Het programma was goed georganiseerd en heel vol. Japanners werken hard en wij dus ook. Het bijzondere van het CIF programma vind ik het leven in een gastgezin en dat was ook mijn meest waardevolle ervaring. Hoewel het eerste gastgezin dat niet was, dat was eigenlijk een soort Bed en Breakfast. CIF-Japan handelde snel toen ik dit aan hen vertelde en verplaatste me naar een heel hartelijk gezin waar ik een geweldige tijd had, samen met Tuija die daar ook woonde. Mijn gastgezin komt in de zomer naar Nederland en ik zal hen dan weer ontmoeten.

Veel heb ik geleerd over Japan en de Japanse manier van leven. Het land is heel schoon en bijna beklemmend netjes. Het is bijvoorbeeld ‘not done’ om te eten op straat. Iedereen is uiterst vriendelijk en behulpzaam, maar de afstand tussen medewerkers en hun baas is daar veel groter dan bij ons. Dat schept wel duidelijkheid over de verhoudingen die veel groter is dan hier, waar vaak geen helderheid of zekerheid is over ieders rol.

De enige migranten in Japan zijn Filippijnen en Koreanen, vooral vrouwen die in het huishouden werken of nanny zijn: dit is ongeveer 2% van de bevolking. Het (nog) niet opnemen van mensen uit andere landen en met een andere etnische achtergrond gaat waarschijnlijk wel problemen geven, omdat Japan vergrijst en er binnenkort te weinig mensen zullen zijn om te werken en voor de ouderen te zorgen. Aan dit gegeven is veel aandacht besteed tijdens de werkbezoeken en al werd dit niet zo direct benoemd was dit voor ons Noord Europeanen snel bedacht.

De vrouw leeft nog steeds in de schaduw van de man, is als persoon minder zichtbaar en wordt minder bij dingen betrokken. Dat gebeurt heel subtiel, eigenlijk als vanzelfsprekend en werd ook door mij soms gevoeld door een verschil in de behandeling van mijn collega’s en mij.

Deze ervaring heeft me veel geleerd. Een van de belangrijke dingen is dat de aanpak van problemen niet zonder meer uitwisselbaar is, want de cultuur is bepalend voor wat werkt.
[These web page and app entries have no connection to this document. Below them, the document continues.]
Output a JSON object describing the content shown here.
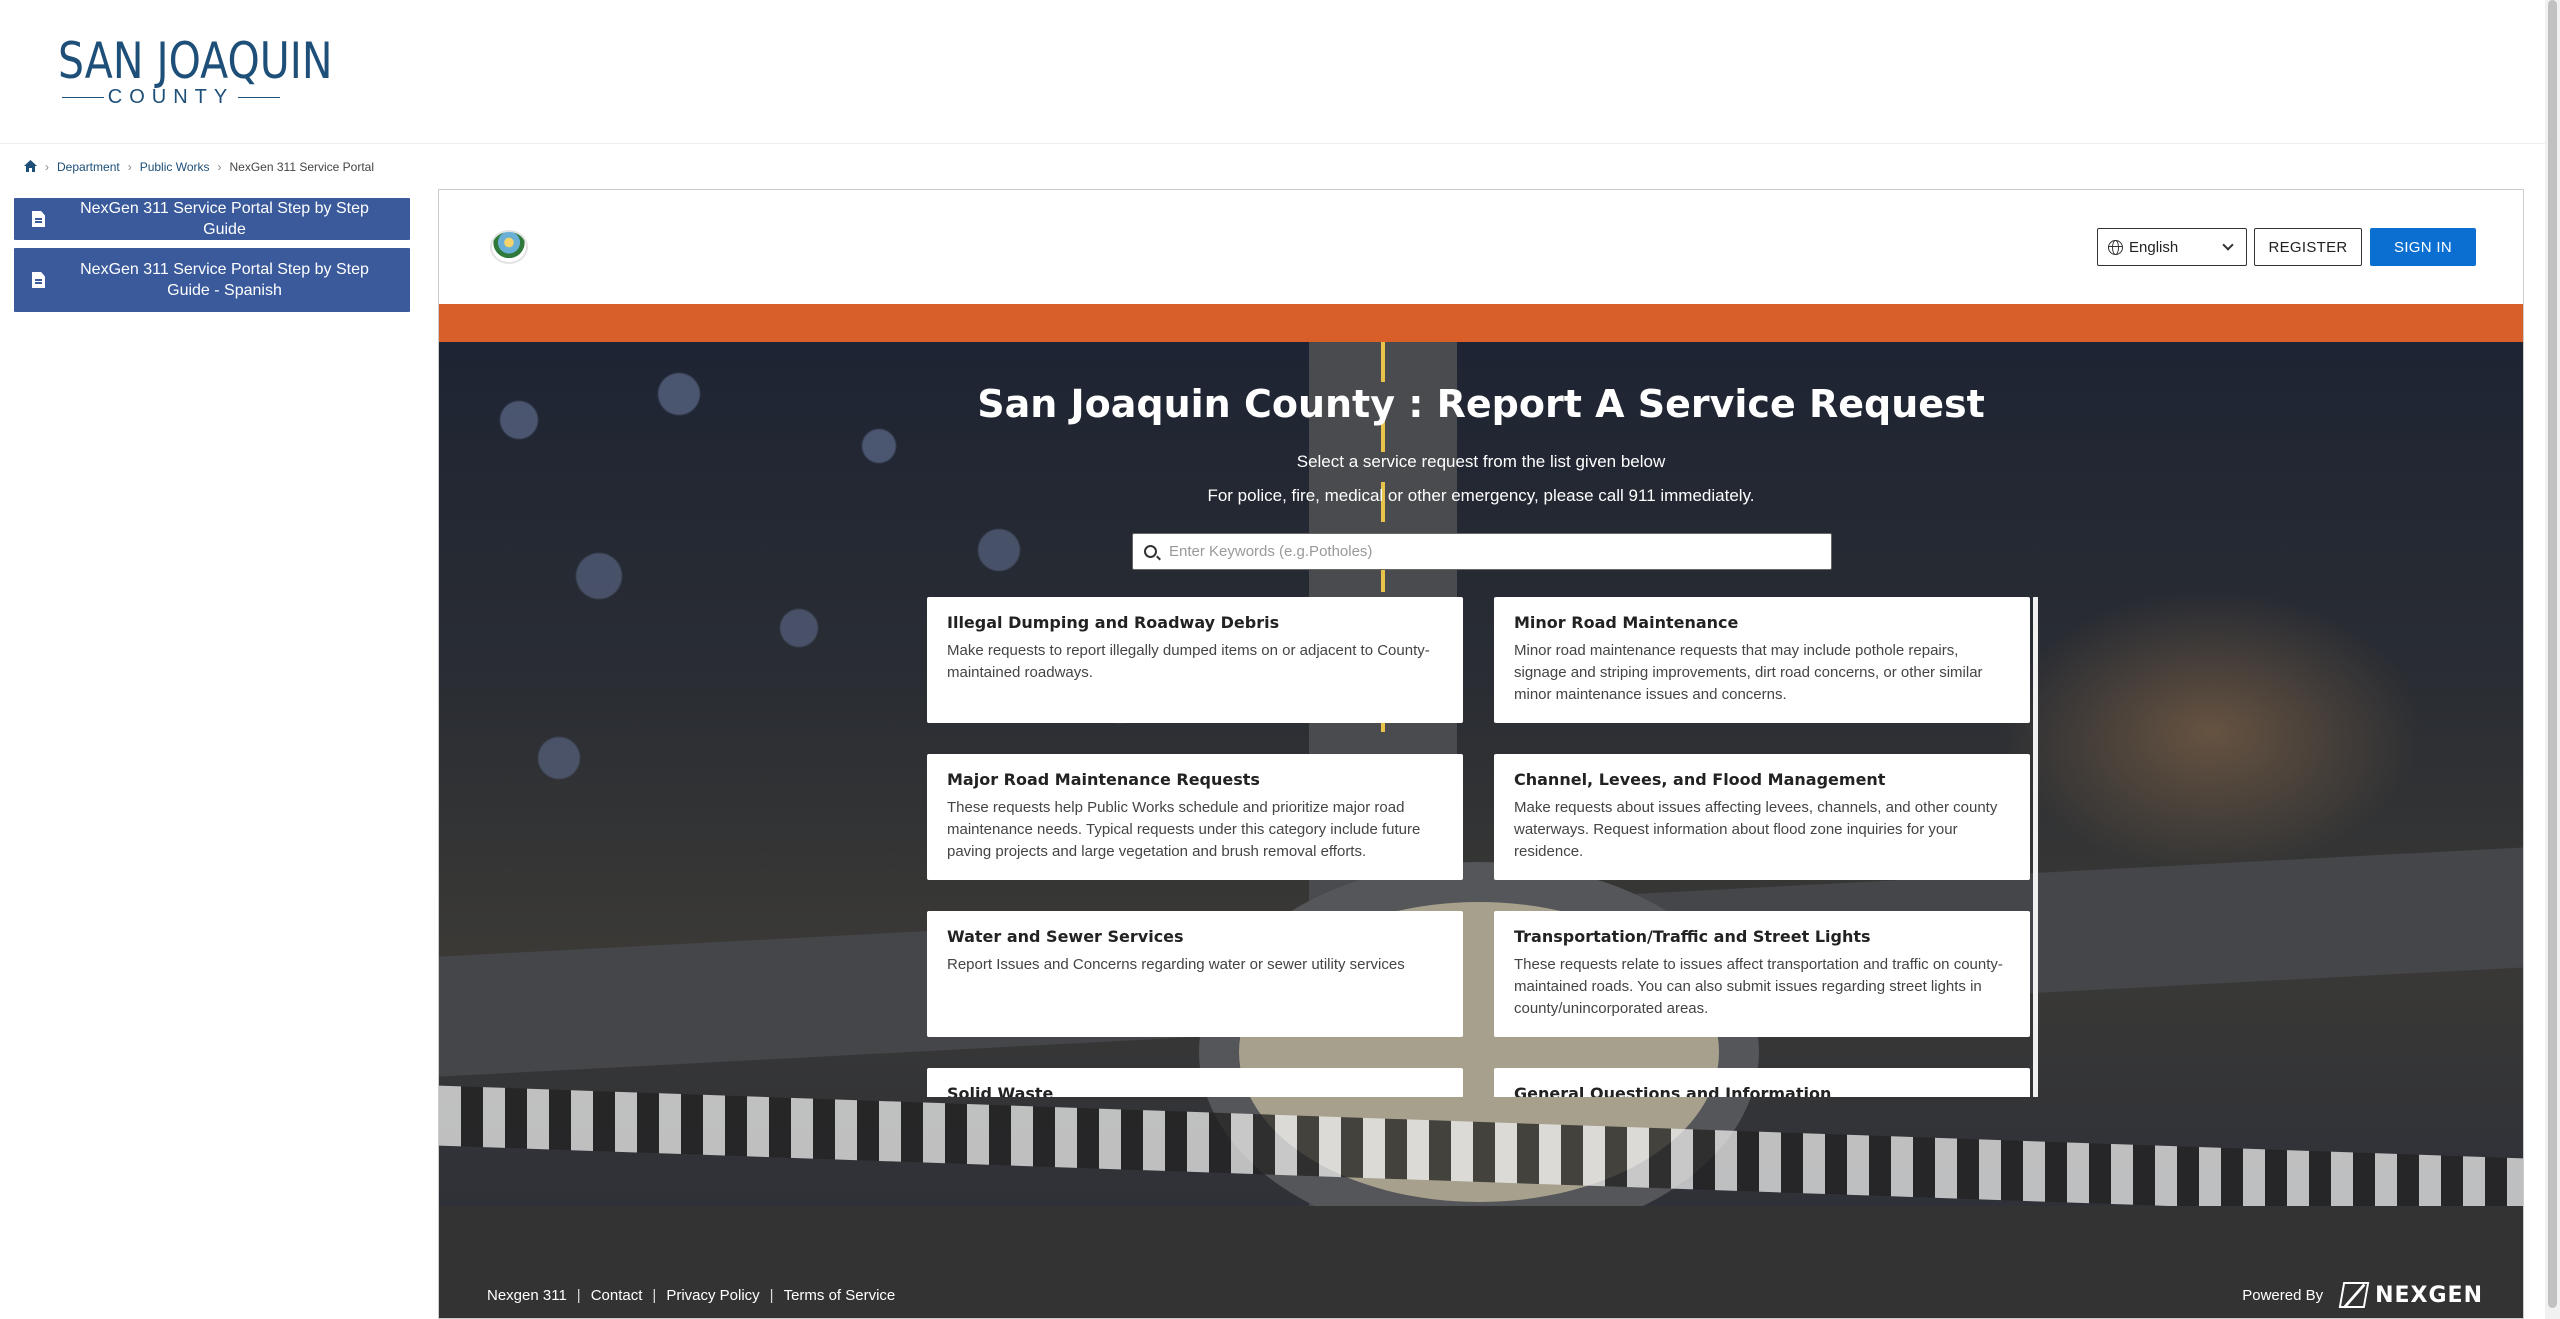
{
  "site": {
    "logo_top": "SAN JOAQUIN",
    "logo_bottom": "COUNTY"
  },
  "breadcrumb": {
    "home_icon": "home-icon",
    "items": [
      "Department",
      "Public Works",
      "NexGen 311 Service Portal"
    ]
  },
  "sidebar": {
    "items": [
      {
        "label": "NexGen 311 Service Portal Step by Step Guide",
        "icon": "document-icon"
      },
      {
        "label": "NexGen 311 Service Portal Step by Step Guide - Spanish",
        "icon": "document-icon"
      }
    ]
  },
  "portal": {
    "language": "English",
    "register_label": "REGISTER",
    "signin_label": "SIGN IN",
    "accent_color": "#d95f2a",
    "signin_color": "#0a6fd0"
  },
  "hero": {
    "title": "San Joaquin County : Report A Service Request",
    "subtitle": "Select a service request from the list given below",
    "emergency_note": "For police, fire, medical or other emergency, please call 911 immediately.",
    "search_placeholder": "Enter Keywords (e.g.Potholes)"
  },
  "categories": [
    {
      "title": "Illegal Dumping and Roadway Debris",
      "description": "Make requests to report illegally dumped items on or adjacent to County-maintained roadways."
    },
    {
      "title": "Minor Road Maintenance",
      "description": "Minor road maintenance requests that may include pothole repairs, signage and striping improvements, dirt road concerns, or other similar minor maintenance issues and concerns."
    },
    {
      "title": "Major Road Maintenance Requests",
      "description": "These requests help Public Works schedule and prioritize major road maintenance needs. Typical requests under this category include future paving projects and large vegetation and brush removal efforts."
    },
    {
      "title": "Channel, Levees, and Flood Management",
      "description": "Make requests about issues affecting levees, channels, and other county waterways. Request information about flood zone inquiries for your residence."
    },
    {
      "title": "Water and Sewer Services",
      "description": "Report Issues and Concerns regarding water or sewer utility services"
    },
    {
      "title": "Transportation/Traffic and Street Lights",
      "description": "These requests relate to issues affect transportation and traffic on county-maintained roads. You can also submit issues regarding street lights in county/unincorporated areas."
    },
    {
      "title": "Solid Waste",
      "description": ""
    },
    {
      "title": "General Questions and Information",
      "description": ""
    }
  ],
  "footer": {
    "links": [
      "Nexgen 311",
      "Contact",
      "Privacy Policy",
      "Terms of Service"
    ],
    "powered_by": "Powered By",
    "brand": "NEXGEN"
  }
}
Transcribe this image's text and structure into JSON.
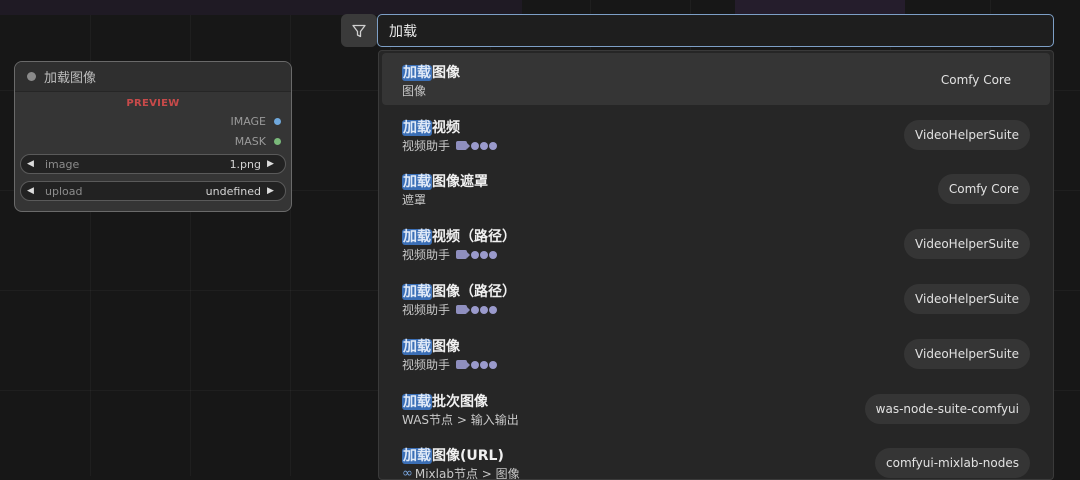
{
  "node": {
    "title": "加载图像",
    "preview_label": "PREVIEW",
    "outputs": [
      {
        "label": "IMAGE",
        "color": "#6fa8dc"
      },
      {
        "label": "MASK",
        "color": "#7ab97a"
      }
    ],
    "widgets": [
      {
        "label": "image",
        "value": "1.png"
      },
      {
        "label": "upload",
        "value": "undefined"
      }
    ]
  },
  "search": {
    "query": "加载"
  },
  "results": [
    {
      "highlight": "加载",
      "title_rest": "图像",
      "subtitle": "图像",
      "badge": "Comfy Core",
      "selected": true,
      "vhs": false
    },
    {
      "highlight": "加载",
      "title_rest": "视频",
      "subtitle": "视频助手",
      "badge": "VideoHelperSuite",
      "selected": false,
      "vhs": true
    },
    {
      "highlight": "加载",
      "title_rest": "图像遮罩",
      "subtitle": "遮罩",
      "badge": "Comfy Core",
      "selected": false,
      "vhs": false
    },
    {
      "highlight": "加载",
      "title_rest": "视频（路径）",
      "subtitle": "视频助手",
      "badge": "VideoHelperSuite",
      "selected": false,
      "vhs": true
    },
    {
      "highlight": "加载",
      "title_rest": "图像（路径）",
      "subtitle": "视频助手",
      "badge": "VideoHelperSuite",
      "selected": false,
      "vhs": true
    },
    {
      "highlight": "加载",
      "title_rest": "图像",
      "subtitle": "视频助手",
      "badge": "VideoHelperSuite",
      "selected": false,
      "vhs": true
    },
    {
      "highlight": "加载",
      "title_rest": "批次图像",
      "subtitle": "WAS节点 > 输入输出",
      "badge": "was-node-suite-comfyui",
      "selected": false,
      "vhs": false
    },
    {
      "highlight": "加载",
      "title_rest": "图像(URL)",
      "subtitle": "Mixlab节点 > 图像",
      "badge": "comfyui-mixlab-nodes",
      "selected": false,
      "vhs": false,
      "infinity": true
    }
  ],
  "colors": {
    "accent": "#7d9fc6",
    "highlight": "#3b6fb6",
    "preview": "#c84a4a"
  }
}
Je kunt dus ‘evident based programs’ niet zo maar gebruiken in een ander land. Uiteraard heb ik ondanks het verblijf in een gastgezin, vooral de buitenkant van Japan meegemaakt. En dat was erg waardevol!